    Continue reading...

  • Eleven people protesting over pollution from a copper plant have been killed by police in Tamil Nadu in south India

    Another person has been shot dead during violent protests in south India against a copper plant operated by a British mining giant residents say is polluting the local environment.

    Opposition politicians in the state of Tamil Nadu have accused the police of committing mass murder against protesters opposed to the expansion of a copper smelting facility in the port city of Thoothukudi.

    Continue reading...

  • This year, in collaboration with Global Witness, the Guardian aims to record the deaths of all people killed while protecting land or natural resources. At the current rate, about four defenders will die this week somewhere on the planet

    Continue reading...

  • Tanzanian government accused of putting indigenous people at risk in order to grant foreign tourists access to Serengeti wildlife

    The Tanzanian government is putting foreign safari companies ahead of Maasai herding communities as environmental tensions grow on the fringes of the Serengeti national park, according to a new investigation.
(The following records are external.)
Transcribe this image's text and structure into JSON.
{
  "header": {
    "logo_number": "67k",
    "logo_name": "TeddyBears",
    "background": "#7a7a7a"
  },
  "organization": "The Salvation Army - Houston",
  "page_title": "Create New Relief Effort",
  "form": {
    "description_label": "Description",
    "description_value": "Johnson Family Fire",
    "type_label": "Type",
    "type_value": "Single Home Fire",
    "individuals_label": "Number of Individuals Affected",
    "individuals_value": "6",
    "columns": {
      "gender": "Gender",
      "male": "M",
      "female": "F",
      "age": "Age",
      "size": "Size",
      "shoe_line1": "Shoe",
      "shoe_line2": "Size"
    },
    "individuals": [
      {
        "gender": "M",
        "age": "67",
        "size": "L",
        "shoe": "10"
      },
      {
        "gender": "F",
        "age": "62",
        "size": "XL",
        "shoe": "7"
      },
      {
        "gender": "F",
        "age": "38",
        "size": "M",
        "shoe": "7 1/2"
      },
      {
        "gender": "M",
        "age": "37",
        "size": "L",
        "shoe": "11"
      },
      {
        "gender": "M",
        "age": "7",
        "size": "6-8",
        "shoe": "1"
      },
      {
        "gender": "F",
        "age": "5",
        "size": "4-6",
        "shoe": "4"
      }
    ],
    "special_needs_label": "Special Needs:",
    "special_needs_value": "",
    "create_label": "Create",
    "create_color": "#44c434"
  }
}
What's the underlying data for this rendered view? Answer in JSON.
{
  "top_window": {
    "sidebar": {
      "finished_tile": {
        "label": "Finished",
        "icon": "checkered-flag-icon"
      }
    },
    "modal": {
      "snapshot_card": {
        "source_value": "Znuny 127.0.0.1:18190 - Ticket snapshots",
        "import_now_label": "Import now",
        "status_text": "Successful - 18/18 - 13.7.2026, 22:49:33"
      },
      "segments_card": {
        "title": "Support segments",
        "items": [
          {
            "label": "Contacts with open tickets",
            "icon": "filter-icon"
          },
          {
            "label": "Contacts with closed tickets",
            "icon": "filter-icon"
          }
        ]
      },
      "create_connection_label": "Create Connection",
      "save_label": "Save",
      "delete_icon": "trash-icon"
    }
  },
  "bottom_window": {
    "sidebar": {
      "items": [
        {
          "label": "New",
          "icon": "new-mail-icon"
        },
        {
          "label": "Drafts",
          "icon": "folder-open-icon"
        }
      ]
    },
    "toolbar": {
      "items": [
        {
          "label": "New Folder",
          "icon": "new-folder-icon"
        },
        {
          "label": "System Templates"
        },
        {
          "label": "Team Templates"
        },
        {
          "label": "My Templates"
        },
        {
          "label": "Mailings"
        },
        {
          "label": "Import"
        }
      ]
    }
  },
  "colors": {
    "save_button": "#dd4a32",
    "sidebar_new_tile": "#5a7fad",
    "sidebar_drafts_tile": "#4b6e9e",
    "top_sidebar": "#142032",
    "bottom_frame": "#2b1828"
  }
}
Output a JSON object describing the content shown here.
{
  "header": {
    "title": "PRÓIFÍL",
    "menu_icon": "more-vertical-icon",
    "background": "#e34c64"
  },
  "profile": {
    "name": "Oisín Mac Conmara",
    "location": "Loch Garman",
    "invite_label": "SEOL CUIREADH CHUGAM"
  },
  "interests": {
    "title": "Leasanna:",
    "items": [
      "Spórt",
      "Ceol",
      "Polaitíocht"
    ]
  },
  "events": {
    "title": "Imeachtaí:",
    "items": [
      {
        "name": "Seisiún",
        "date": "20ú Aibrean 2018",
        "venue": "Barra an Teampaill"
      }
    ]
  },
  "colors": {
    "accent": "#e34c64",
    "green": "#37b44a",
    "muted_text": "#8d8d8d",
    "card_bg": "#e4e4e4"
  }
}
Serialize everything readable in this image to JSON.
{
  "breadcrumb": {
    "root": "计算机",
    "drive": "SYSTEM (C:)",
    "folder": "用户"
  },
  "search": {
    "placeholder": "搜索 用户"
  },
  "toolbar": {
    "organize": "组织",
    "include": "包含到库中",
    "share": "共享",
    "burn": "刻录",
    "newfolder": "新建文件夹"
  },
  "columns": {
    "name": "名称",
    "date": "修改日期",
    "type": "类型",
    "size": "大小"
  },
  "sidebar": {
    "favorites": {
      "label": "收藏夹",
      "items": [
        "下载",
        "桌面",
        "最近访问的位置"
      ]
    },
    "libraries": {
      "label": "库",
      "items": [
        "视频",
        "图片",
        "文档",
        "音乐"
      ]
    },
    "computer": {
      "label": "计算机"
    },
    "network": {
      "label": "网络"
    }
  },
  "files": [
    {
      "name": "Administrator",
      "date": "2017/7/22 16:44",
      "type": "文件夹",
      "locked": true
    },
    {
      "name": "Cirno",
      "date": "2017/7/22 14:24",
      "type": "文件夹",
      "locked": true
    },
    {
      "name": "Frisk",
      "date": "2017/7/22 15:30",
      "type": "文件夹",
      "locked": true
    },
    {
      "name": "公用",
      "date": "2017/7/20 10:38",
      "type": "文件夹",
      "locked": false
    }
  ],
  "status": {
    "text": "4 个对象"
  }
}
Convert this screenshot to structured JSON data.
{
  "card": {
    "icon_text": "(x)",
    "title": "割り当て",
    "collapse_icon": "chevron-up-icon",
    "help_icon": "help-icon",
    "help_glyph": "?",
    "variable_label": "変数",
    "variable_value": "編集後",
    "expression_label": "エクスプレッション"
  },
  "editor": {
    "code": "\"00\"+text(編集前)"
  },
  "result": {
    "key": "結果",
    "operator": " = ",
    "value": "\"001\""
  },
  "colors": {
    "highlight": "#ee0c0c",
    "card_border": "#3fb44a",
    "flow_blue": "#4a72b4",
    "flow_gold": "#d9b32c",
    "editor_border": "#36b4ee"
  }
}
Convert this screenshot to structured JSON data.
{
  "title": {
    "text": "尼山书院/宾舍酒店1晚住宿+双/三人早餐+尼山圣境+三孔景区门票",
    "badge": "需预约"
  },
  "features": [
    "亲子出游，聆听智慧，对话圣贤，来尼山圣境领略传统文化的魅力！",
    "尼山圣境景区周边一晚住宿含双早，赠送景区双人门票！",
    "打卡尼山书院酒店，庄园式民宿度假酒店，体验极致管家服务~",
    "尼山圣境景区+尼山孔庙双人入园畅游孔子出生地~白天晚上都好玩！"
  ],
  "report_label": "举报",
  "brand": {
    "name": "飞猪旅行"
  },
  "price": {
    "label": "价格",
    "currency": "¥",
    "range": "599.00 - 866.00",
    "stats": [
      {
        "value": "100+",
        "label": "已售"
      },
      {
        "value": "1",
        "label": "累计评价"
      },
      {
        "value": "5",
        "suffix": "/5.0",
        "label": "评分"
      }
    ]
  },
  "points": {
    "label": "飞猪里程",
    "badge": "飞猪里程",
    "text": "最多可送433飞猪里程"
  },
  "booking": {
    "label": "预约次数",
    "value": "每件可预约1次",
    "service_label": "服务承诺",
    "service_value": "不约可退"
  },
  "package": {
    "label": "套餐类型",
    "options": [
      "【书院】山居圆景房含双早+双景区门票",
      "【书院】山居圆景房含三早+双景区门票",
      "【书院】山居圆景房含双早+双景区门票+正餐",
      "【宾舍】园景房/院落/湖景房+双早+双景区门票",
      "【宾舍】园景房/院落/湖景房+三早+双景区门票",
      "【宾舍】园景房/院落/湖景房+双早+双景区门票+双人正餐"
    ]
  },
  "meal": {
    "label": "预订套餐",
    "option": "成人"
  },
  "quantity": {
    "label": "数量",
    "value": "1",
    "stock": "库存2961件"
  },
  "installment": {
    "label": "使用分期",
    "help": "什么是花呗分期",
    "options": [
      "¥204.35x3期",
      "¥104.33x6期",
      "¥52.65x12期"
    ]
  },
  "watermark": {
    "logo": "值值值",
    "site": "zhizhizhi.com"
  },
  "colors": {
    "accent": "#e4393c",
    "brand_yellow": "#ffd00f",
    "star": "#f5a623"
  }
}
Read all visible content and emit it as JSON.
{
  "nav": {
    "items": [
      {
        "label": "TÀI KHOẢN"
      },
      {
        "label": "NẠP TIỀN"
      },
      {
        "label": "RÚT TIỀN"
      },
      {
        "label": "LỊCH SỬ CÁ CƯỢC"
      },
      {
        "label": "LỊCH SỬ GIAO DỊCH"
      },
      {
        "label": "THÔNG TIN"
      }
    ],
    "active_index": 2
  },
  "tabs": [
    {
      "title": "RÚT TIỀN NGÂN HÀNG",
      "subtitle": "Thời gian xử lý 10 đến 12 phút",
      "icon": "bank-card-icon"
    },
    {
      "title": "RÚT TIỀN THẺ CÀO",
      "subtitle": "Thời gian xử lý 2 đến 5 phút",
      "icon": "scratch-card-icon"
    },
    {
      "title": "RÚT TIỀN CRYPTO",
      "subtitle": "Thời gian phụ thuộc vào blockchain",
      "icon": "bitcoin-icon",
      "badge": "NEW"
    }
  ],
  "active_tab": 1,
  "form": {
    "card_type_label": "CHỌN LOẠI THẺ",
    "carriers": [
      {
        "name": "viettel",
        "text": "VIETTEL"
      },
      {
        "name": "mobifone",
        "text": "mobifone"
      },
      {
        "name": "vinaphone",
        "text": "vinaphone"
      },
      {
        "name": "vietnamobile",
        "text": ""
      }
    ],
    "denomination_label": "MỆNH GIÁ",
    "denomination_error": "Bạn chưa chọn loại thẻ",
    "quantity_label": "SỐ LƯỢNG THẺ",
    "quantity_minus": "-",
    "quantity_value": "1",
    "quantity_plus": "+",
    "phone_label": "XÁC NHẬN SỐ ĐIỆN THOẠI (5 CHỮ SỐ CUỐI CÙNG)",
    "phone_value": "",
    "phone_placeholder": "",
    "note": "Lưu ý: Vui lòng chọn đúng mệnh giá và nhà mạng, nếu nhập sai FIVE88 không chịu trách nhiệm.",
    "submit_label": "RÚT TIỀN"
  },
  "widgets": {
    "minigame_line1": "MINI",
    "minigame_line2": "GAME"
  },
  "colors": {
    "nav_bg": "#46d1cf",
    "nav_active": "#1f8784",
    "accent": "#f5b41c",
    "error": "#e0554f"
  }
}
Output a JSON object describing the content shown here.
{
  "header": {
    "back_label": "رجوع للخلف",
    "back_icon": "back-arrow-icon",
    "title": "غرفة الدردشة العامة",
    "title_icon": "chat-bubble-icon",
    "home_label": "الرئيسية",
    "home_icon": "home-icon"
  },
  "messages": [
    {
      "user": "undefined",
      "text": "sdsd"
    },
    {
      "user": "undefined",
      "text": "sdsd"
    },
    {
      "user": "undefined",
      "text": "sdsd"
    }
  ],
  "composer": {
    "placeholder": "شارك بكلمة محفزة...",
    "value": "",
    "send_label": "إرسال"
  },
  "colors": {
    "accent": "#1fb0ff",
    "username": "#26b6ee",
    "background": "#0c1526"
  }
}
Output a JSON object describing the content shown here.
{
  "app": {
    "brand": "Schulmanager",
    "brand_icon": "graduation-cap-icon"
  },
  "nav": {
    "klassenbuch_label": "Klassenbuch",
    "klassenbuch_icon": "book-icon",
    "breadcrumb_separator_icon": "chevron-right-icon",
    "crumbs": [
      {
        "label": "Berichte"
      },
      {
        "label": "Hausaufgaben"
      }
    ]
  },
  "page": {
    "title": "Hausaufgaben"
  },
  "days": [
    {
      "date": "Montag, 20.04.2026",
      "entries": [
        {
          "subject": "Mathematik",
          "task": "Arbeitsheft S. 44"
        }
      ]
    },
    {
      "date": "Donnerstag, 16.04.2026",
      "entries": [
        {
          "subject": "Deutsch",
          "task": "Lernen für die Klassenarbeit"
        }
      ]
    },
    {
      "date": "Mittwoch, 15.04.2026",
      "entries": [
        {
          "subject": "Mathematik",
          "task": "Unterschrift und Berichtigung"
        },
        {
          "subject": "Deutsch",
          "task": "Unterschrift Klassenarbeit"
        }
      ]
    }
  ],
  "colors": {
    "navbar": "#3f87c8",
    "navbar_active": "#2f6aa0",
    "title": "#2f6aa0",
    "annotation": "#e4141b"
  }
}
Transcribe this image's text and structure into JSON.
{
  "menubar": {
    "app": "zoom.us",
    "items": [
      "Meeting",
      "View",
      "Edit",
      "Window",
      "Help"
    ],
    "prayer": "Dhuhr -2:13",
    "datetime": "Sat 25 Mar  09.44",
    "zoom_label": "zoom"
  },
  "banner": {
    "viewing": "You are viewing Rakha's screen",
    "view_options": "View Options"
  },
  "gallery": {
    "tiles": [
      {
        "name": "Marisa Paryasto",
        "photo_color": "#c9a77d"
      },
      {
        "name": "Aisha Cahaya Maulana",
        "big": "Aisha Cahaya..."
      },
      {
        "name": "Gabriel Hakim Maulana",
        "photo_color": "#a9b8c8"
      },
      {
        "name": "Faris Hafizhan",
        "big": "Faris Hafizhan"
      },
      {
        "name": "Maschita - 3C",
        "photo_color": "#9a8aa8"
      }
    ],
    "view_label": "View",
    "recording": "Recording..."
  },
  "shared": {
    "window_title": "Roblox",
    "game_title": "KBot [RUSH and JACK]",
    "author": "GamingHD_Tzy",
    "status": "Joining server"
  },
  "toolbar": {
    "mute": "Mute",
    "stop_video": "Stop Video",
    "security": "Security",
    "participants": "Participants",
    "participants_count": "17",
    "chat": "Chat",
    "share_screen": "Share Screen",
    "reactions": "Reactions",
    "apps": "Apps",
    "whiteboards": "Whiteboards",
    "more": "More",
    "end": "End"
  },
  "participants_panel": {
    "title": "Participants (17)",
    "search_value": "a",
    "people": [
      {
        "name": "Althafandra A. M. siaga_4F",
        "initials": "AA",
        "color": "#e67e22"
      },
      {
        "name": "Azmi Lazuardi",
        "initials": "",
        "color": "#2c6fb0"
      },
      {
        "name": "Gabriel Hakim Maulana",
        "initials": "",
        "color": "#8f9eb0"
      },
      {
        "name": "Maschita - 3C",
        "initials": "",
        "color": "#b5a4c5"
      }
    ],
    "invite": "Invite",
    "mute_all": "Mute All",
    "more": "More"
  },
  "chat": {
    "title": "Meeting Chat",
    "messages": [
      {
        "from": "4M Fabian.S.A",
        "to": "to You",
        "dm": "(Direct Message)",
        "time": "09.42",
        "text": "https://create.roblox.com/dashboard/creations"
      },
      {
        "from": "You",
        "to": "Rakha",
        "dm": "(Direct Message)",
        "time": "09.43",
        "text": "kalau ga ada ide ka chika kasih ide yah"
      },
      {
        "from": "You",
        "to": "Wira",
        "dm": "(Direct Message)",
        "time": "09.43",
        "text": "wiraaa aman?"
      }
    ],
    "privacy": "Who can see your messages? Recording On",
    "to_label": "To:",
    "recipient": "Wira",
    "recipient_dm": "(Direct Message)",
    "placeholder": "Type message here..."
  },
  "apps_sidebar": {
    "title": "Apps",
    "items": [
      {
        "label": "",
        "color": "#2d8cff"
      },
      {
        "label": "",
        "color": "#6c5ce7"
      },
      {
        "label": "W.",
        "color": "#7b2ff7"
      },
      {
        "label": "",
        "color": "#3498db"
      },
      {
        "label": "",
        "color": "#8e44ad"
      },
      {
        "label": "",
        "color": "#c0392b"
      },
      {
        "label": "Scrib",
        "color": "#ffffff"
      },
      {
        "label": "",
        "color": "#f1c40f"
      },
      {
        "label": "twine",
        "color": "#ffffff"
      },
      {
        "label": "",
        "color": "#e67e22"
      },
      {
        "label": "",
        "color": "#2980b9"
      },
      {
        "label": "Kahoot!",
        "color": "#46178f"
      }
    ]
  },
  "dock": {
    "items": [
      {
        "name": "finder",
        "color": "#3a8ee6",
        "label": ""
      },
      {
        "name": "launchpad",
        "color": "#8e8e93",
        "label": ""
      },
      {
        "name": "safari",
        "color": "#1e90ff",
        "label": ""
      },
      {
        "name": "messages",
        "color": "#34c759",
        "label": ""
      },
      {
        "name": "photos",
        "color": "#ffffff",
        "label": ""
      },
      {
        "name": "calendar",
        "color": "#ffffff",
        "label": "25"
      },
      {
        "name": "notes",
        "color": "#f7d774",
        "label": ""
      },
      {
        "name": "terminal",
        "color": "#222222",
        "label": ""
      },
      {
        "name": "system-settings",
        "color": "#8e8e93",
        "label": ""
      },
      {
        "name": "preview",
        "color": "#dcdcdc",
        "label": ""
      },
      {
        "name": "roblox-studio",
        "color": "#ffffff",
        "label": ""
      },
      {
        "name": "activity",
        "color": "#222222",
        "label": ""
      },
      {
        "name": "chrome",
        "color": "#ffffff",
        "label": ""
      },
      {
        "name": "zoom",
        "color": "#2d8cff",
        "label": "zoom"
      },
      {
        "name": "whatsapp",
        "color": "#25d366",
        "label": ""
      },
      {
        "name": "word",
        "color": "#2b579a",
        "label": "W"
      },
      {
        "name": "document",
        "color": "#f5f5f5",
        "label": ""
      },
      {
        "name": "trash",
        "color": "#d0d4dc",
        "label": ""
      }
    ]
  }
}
    Hundreds of homes have been burned and tens of thousands of people driven from ancestral land in Loliondo in the Ngorongoro district in recent years to benefit high-end tourists and a Middle Eastern royal family, says the report by the California-based thinktank the Oakland Institute.

    Continue reading...

Eco Health News feeds

Eco Nature News feeds